Centres and Units within SPHCM
This 2.49 million grant was awarded in 2015, for a Centre to run from 2016-20. The urgent nature of epidemic infectious diseases bring specific challenges in infectious diseases control. Epidemics can cause immediate health, social and economic impacts, and require complex cross-sectoral response as illustrated by the 2014 Ebola epidemic. Recent developments in artificially engineered pathogens (dual-use research of concern) pose an added complexity to global biosecurity. Integrated Systems for Epidemic Response (ISER) will conduct applied systems research, enhance collaboration and build capacity in health systems research for epidemic control. ISER brings together experts in field epidemiology and epidemic response, military experts, international law and risk science experts, and government and non-government agencies involved in epidemic response from around the world.
Professor Mohammad Yunus, Nobel Laureate (Peace) from Bangladesh, created the idea of ‘Social Business’ to solve the global social problems in health, education and poverty. Transforming poor and marginalised communities through research into social business and health is the aim of a new agreement between UNSW and Professor Yunus. Under the MOU, UNSW’s School of Public Health and Community Medicine will collaborate with the Yunus Centre, established by the Nobel laureate, to improve health outcomes for poor communities in Australia, Asia and the Pacific. The Yunus Social Business Centre (YSBC) serves as a global hub for Professor Yunus’s global engagement and operates as a technology centre, research and development group that enables social businesses to grow into effective, problem-solving enterprises in health, education and renewable energy. The UNSW YSBC will have a focus on E-health and social aspects of health in the developing world.
Policy-makers must have access to the best possible research and analysis to ensure their health investments save as many lives as possible. We are a group of health economists who work in partnership with other scientists and policy-makers to improve the way health care is delivered and financed in low and middle income countries. We work across the globe in a variety of contexts: in low-income countries (Cambodia, Kenya), middle-income countries (Fiji, Cameroon, Nigeria, Ghana, Papua New Guinea, Indonesia) and post-conflict (Timor-Leste) to build stronger health systems.
Professor Raina MacIntyre leads a NHMRC CRE, titled "Immunisation in under studied and special risk populations: closing the gap in knowledge through a multidisciplinary approach" which has commenced in 2012 in collaboration with a multidisciplinary and collaborative team across UNSW, The National Centre for Immunisation Research and Surveillance of Vaccine Preventable Diseases (NCIRS), The Children's Hospital at Westmead, The Kirby Institute, Westmead Hospital, The University of Sydney and the University of Antwerp. A very talented team of postdoctoral researchers will work with senior researchers to fulfil the goals of the CRE. New vaccines and vaccine combinations will continue to be developed, not only for prevention of acute infectious diseases, but for prevention of chronic diseases as well. Vaccination is an increasingly complex field, and represents the single largest public health preventive program in Australia. However, much of the vaccine research which informs national policy, particularly large clinical trials, is conducted by the pharmaceutical industry. However, there are critical research gaps in special-risk and under-served populations where targeted research is not commercially viable or too complex because of the mixed methodology required. These include research in the extremes of age, Indigenous Australians, migrants, refugees, immunosuppressed and traveller populations.
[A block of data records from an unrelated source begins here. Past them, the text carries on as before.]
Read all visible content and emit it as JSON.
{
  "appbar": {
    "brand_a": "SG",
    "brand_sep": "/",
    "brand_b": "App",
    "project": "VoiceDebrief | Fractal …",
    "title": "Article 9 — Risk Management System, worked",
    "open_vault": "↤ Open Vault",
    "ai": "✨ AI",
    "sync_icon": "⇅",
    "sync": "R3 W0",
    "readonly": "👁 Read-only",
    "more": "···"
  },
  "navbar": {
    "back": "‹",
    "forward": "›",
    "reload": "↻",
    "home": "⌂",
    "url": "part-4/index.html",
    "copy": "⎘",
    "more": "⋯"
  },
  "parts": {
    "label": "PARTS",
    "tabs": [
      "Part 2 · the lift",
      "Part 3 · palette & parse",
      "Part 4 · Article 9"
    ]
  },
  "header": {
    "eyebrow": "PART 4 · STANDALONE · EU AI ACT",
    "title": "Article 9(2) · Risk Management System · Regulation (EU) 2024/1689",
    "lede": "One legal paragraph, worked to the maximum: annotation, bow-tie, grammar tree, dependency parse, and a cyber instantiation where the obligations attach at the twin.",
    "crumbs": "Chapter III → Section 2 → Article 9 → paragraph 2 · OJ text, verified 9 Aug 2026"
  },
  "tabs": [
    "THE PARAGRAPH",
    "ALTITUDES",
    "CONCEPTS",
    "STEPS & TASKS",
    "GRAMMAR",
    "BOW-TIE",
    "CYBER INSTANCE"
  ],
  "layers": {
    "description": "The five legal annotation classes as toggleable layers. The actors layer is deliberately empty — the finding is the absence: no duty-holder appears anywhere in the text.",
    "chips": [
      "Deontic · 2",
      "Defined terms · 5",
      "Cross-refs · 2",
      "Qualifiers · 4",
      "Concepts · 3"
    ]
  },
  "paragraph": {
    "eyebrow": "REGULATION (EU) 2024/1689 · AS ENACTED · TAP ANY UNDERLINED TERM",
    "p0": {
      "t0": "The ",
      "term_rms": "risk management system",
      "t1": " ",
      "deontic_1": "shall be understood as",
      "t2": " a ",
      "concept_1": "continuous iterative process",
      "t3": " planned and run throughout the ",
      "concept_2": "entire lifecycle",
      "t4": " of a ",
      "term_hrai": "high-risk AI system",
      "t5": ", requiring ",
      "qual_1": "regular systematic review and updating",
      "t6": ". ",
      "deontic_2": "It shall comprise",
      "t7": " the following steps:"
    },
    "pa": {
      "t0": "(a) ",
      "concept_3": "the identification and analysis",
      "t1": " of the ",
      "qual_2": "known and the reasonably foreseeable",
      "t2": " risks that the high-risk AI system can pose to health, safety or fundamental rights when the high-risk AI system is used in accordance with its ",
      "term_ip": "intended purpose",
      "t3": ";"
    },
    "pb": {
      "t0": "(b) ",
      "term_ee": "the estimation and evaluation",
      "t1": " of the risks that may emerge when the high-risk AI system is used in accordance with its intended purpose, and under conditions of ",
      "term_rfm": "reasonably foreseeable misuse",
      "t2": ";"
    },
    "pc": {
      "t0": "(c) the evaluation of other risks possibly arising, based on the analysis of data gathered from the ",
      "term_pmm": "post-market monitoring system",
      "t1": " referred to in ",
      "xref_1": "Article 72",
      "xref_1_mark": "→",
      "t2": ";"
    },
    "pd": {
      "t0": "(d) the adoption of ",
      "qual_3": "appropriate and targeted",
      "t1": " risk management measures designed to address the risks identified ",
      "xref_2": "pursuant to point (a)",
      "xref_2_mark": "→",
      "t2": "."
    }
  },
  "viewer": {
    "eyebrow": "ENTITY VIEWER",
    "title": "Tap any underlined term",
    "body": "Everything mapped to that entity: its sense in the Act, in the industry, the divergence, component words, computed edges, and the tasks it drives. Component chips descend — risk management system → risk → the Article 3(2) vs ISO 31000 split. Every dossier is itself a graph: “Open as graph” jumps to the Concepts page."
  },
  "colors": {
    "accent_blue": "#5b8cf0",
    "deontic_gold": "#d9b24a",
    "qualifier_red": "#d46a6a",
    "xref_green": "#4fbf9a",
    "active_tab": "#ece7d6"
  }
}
The AusAID funding for the Knowledge Hubs for Health Initiative commenced in 2008 and ended in June 2013. Over this period the HRH Knowledge Hub has engaged widely with stakeholders nationally and in the region to fulfil its mission. The HRH Hub has convened several key workshops and meetings over its tenure, bringing together health sector players from Asia and the Pacific with Australian experts. It has added value to Australia’s foreign aid program by the depth brought to partnerships by its location in a university. UNSW brought to the HRH Hub its long history as a leader in Health Management, along with its extensive alumni network in the region and the expertise of its academics.
Working closely with national institutions, the International HIV Research Group conducts high quality social and behavioural research which provides essential strategic information needed to design cost effective and high impact interventions and underpins the development of appropriate policy responses by national partners.
The International NCD Surveillance and Research Group is involved in research, teaching and service aimed at prevention and control of the major NCDs. We conduct research into the causes, prevention and control of morbidity and premature mortality from cardiovascular diseases, diabetes, cancers and chronic obstructive lung disease. This provides essential strategic information needed for design, implementation and evaluation of effective and cost-effective interventions at a population level to reduce morbidity and premature mortality from these illnesses.
The activities of the HIESU Unit focus on healthcare associated infections and community-based outbreaks, and includes surveillance techniques, outbreak management and behaviour of healthcare workers.